Alumnus Robert Burch Provides $2.76 Million Endowment
by Gretchen Kell
Alan Auerbach, professor of economics and law at Berkeley, is the first Robert D. Burch Professor of Tax Policy and Public Finance and director of the new Burch Center for Tax Policy and Public Finance.
The new professorship and center were created through a $2.76 million endowment from Robert Dale Burch, a Berkeley alumnus and a member of Gibson, Dunn and Crutcher, the largest law firm in California.
Auerbach became a Berkeley faculty member last July following a nationwide search that began in November 1992 with the announcement of the Burch endowments.
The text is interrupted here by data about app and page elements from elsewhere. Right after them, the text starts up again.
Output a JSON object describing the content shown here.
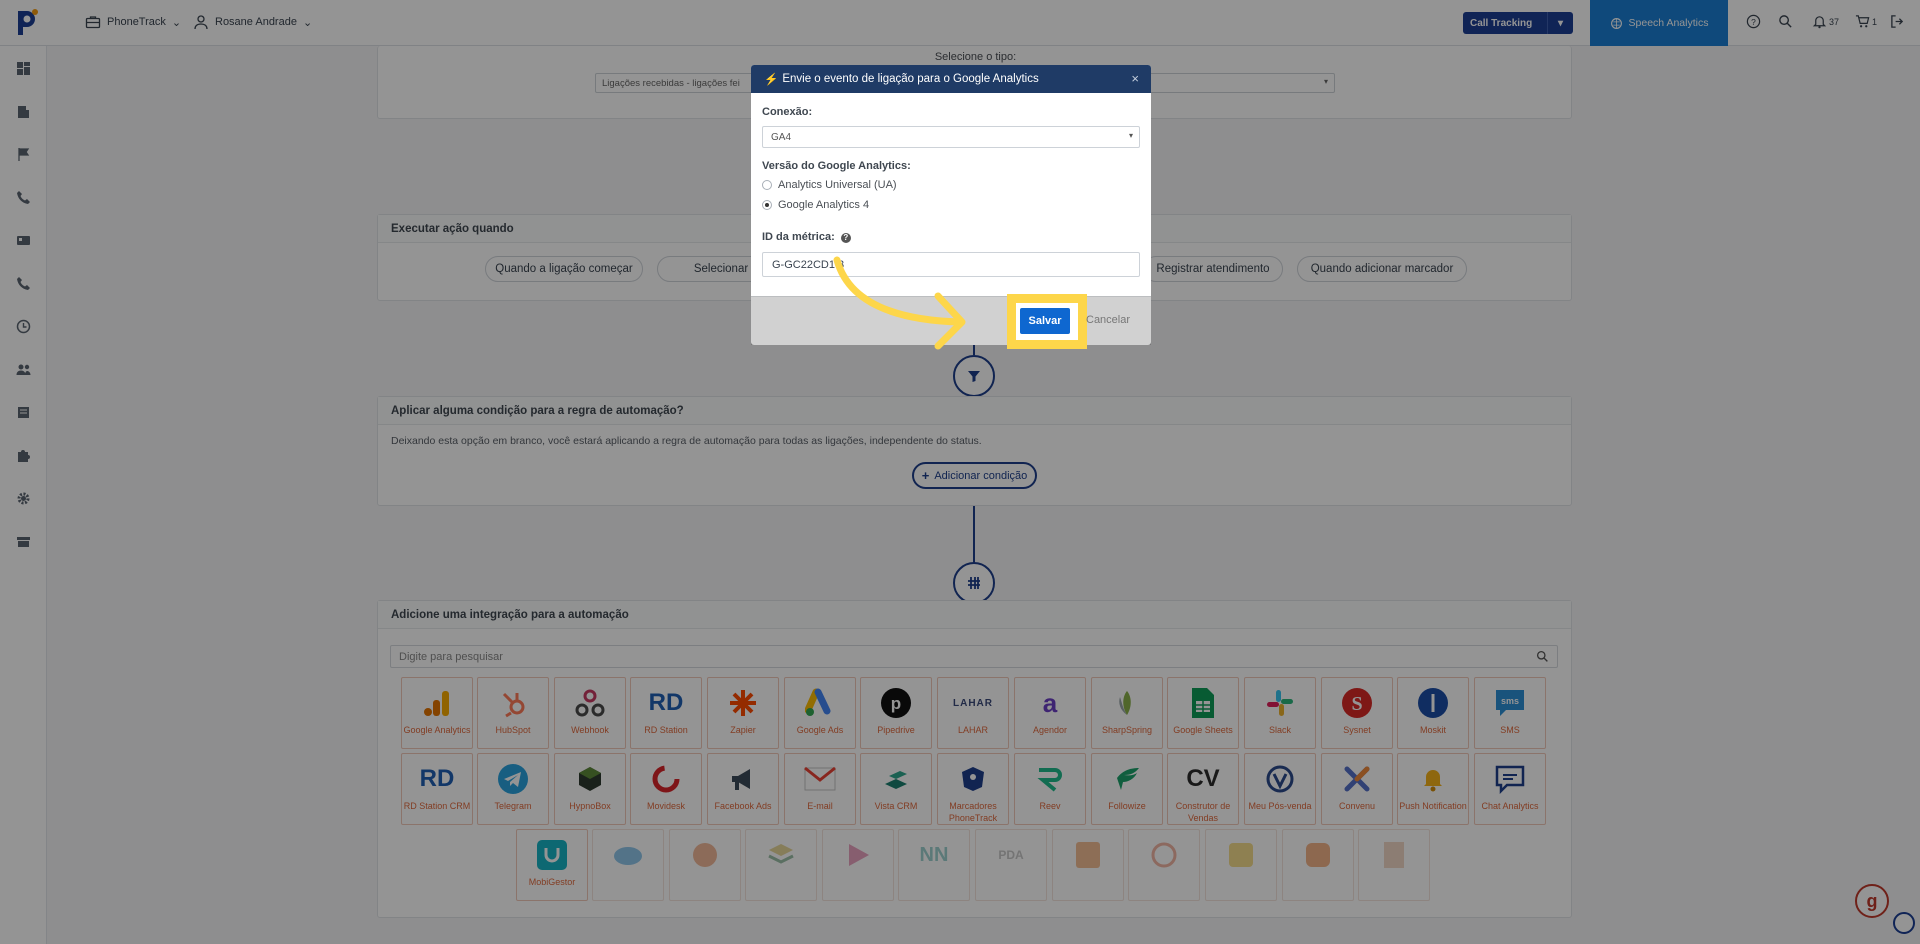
{
  "topbar": {
    "account_menu": "PhoneTrack",
    "user_menu": "Rosane Andrade",
    "call_tracking_label": "Call Tracking",
    "speech_analytics_label": "Speech Analytics",
    "notifications_count": "37",
    "cart_count": "1"
  },
  "sidebar": {
    "icons": [
      "dashboard-icon",
      "building-icon",
      "flag-icon",
      "phone-icon",
      "id-card-icon",
      "phone-alt-icon",
      "clock-icon",
      "users-icon",
      "book-icon",
      "puzzle-icon",
      "gear-icon",
      "store-icon"
    ]
  },
  "page": {
    "type_label": "Selecione o tipo:",
    "type_value": "Ligações recebidas - ligações fei",
    "trigger_title": "Executar ação quando",
    "triggers": [
      "Quando a ligação começar",
      "Selecionar Menu",
      "Registrar atendimento",
      "Quando adicionar marcador"
    ],
    "condition_title": "Aplicar alguma condição para a regra de automação?",
    "condition_desc": "Deixando esta opção em branco, você estará aplicando a regra de automação para todas as ligações, independente do status.",
    "add_condition": "Adicionar condição",
    "integration_title": "Adicione uma integração para a automação",
    "search_placeholder": "Digite para pesquisar",
    "integrations_row1": [
      "Google Analytics",
      "HubSpot",
      "Webhook",
      "RD Station",
      "Zapier",
      "Google Ads",
      "Pipedrive",
      "LAHAR",
      "Agendor",
      "SharpSpring",
      "Google Sheets",
      "Slack",
      "Sysnet",
      "Moskit",
      "SMS"
    ],
    "integrations_row2": [
      "RD Station CRM",
      "Telegram",
      "HypnoBox",
      "Movidesk",
      "Facebook Ads",
      "E-mail",
      "Vista CRM",
      "Marcadores PhoneTrack",
      "Reev",
      "Followize",
      "Construtor de Vendas",
      "Meu Pós-venda",
      "Convenu",
      "Push Notification",
      "Chat Analytics"
    ],
    "integrations_row3": [
      "MobiGestor",
      "",
      "",
      "",
      "",
      "",
      "",
      "",
      "",
      "",
      "",
      ""
    ]
  },
  "modal": {
    "title": "Envie o evento de ligação para o Google Analytics",
    "connection_label": "Conexão:",
    "connection_value": "GA4",
    "version_label": "Versão do Google Analytics:",
    "option_ua": "Analytics Universal (UA)",
    "option_ga4": "Google Analytics 4",
    "metric_label": "ID da métrica:",
    "metric_value": "G-GC22CD1  3",
    "save_label": "Salvar",
    "cancel_label": "Cancelar"
  },
  "colors": {
    "primary": "#1c3f94",
    "accent": "#1a7fd4",
    "highlight": "#fdd64a",
    "save": "#0e67d0",
    "modal_header": "#1f3b66"
  }
}
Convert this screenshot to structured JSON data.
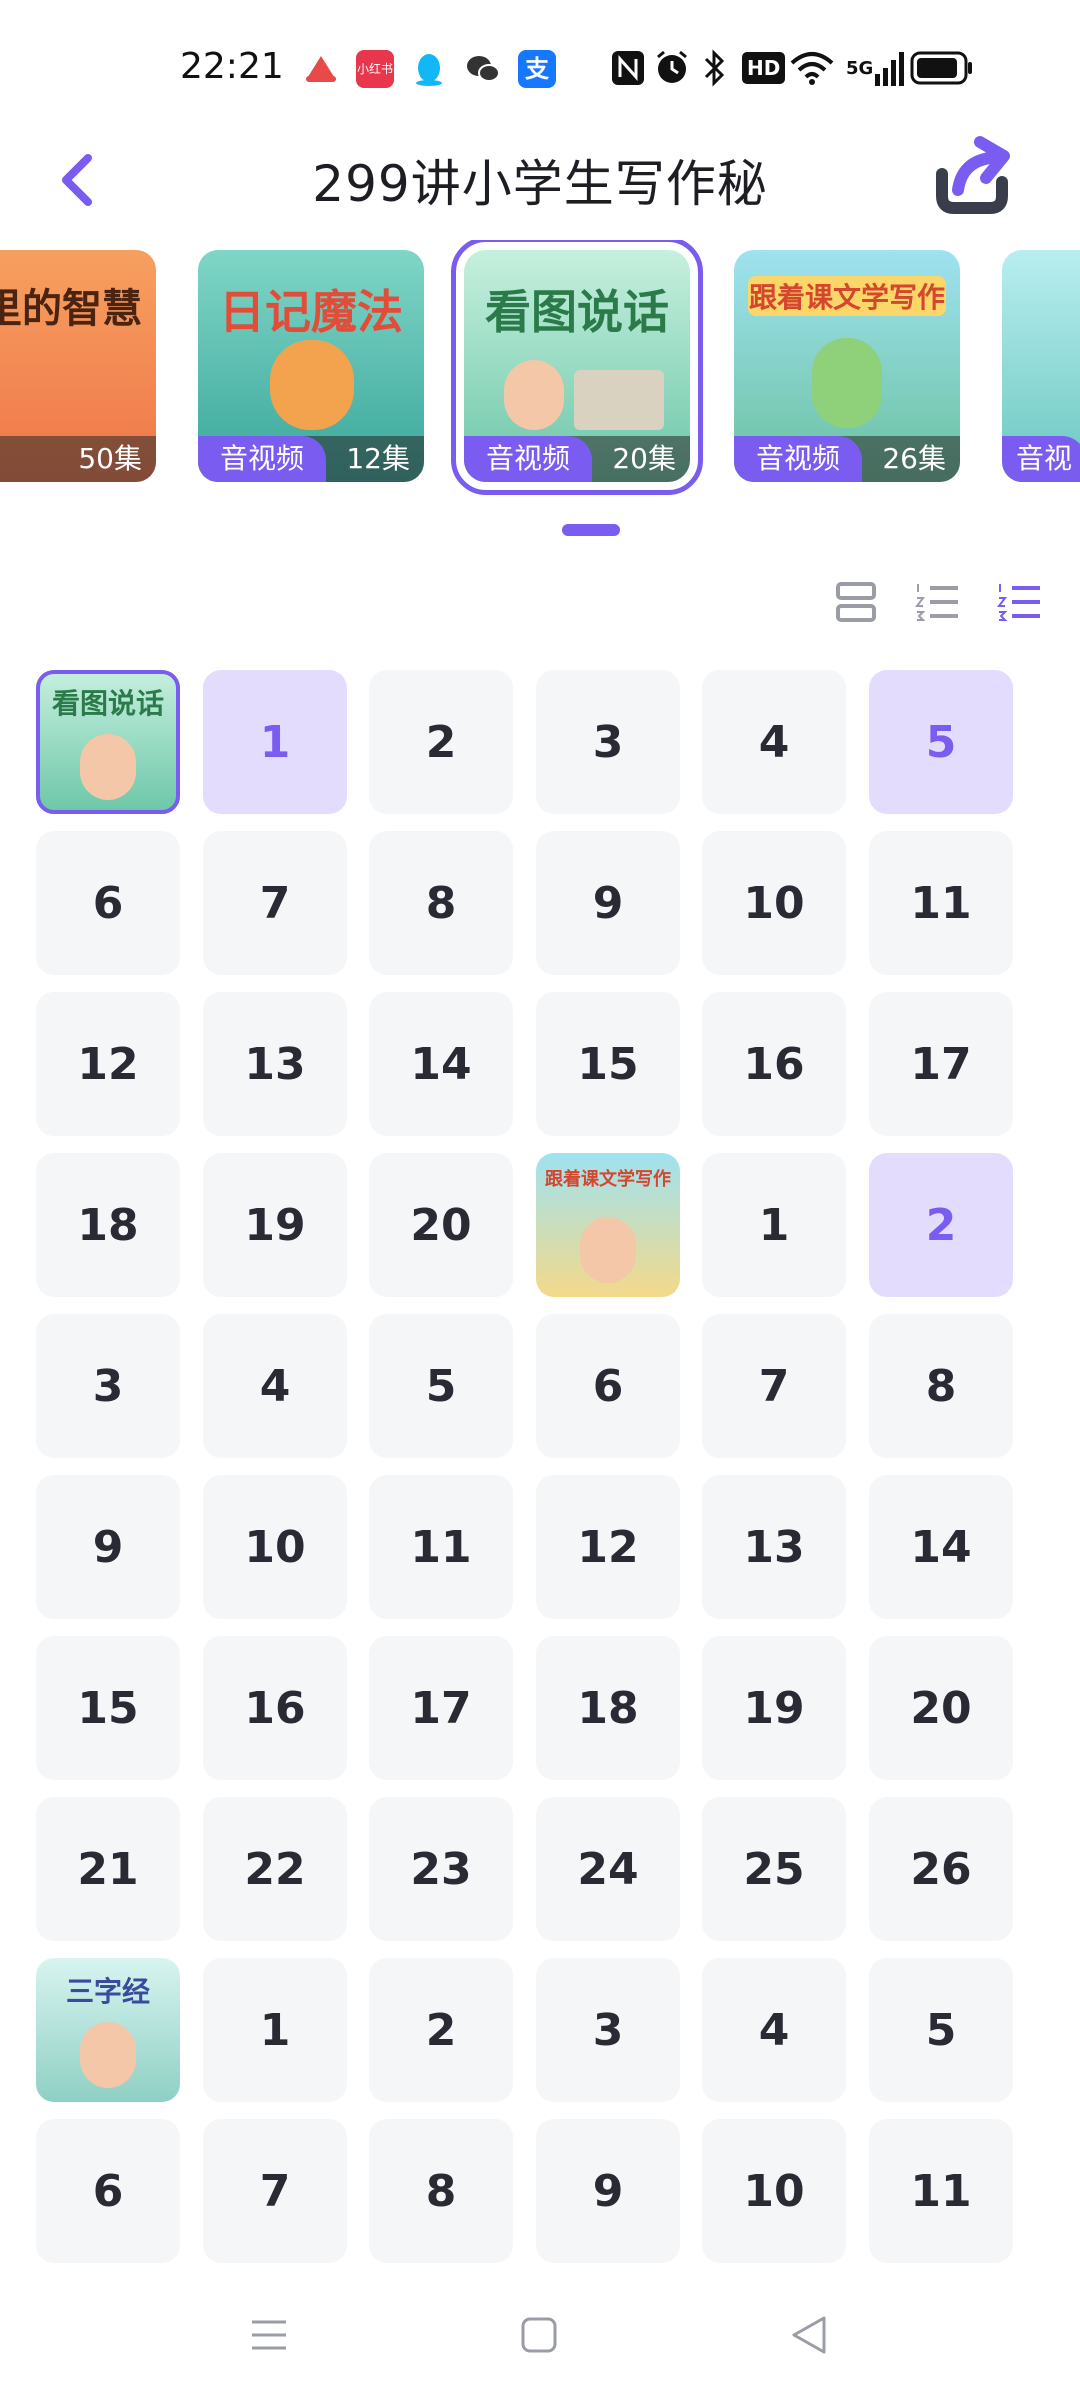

The chancellor asked the search committee to find a senior professor who "combined scholarly distinction, teaching ability, leadership, and dedication to public service" and who would develop a nationally prominent center for research into tax policies and government efficiency.
Auerbach said he plans to make the Burch Center a source of reliable and non-partisan research.
"One of the most important roles of academics is to anticipate the research needs of government and translate that research so that it will be accessible to policy makers," he said. "It seems that in Washington, there is rarely adequate time to initiate an independent study.
"With so much outside information flowing in from parties directly interested in legislative outcomes, policy makers find it difficult to differentiate the good from the bad or determine what the evidence really is.
"This is where research sponsored by the Burch Center can provide a real public service."
The center will involve faculty from the economics department andfrom the law school and other professional schools.
In his new professorship, Auerbach plans to develop a course sequence on tax policy open to graduate students from all departments and professional schools.
This cross-disciplinary seminar will challenge students to think about the more important issues in tax policy from a variety of perspectives.
"Economists and lawyers are often concerned with the same issues without fully appreciating or taking advantage of this shared interest," said Auerbach.
Although the analogy is not precise, he added, " economists tend to take a bird's eye view of problems, simplifying in order to draw general conclusions, while lawyers take a worm's eye view, to get closer to provisions and rulings and determine if result matches intent.
"Each group can gain by seeing things from the other's perspective."
Auerbach taught at both Harvard University and the University of Pennsylvania before coming to Berkeley.
He received his PhD from Harvard in 1978.
In addition to teaching, he has worked as a consultant to the US Treasury, the Office of Management and Budget, the International Monetary Fund, the World Bank, the Swedish Ministry of Finance, and the Joint Committee on Taxation of the US Congress.
Auerbach has written many publications including "Dynamic Fiscal Policy" with Laurence Kotlikoff, "Handbook of Public Economics" with Martin Feldstein, and "The Taxation of Capital Income."
John Quigley, chair of the Economics Department, said that Burch, the alumnus who provided the recent endowment, hopes to create the pre-eminent national center for the study of tax policy and public finance.
During his distinguished legal career, Burch has specialized in tax law and its implications.
He has also been the president of the Law Trust, Tax, and Insurance Council, and has been a lecturer at the University of Southern California Institute of Federal Taxation and the UCLA Law School.
Burch received his BS in business administration from Berkeley in 1950 and his JD from Boalt Hall in 1953.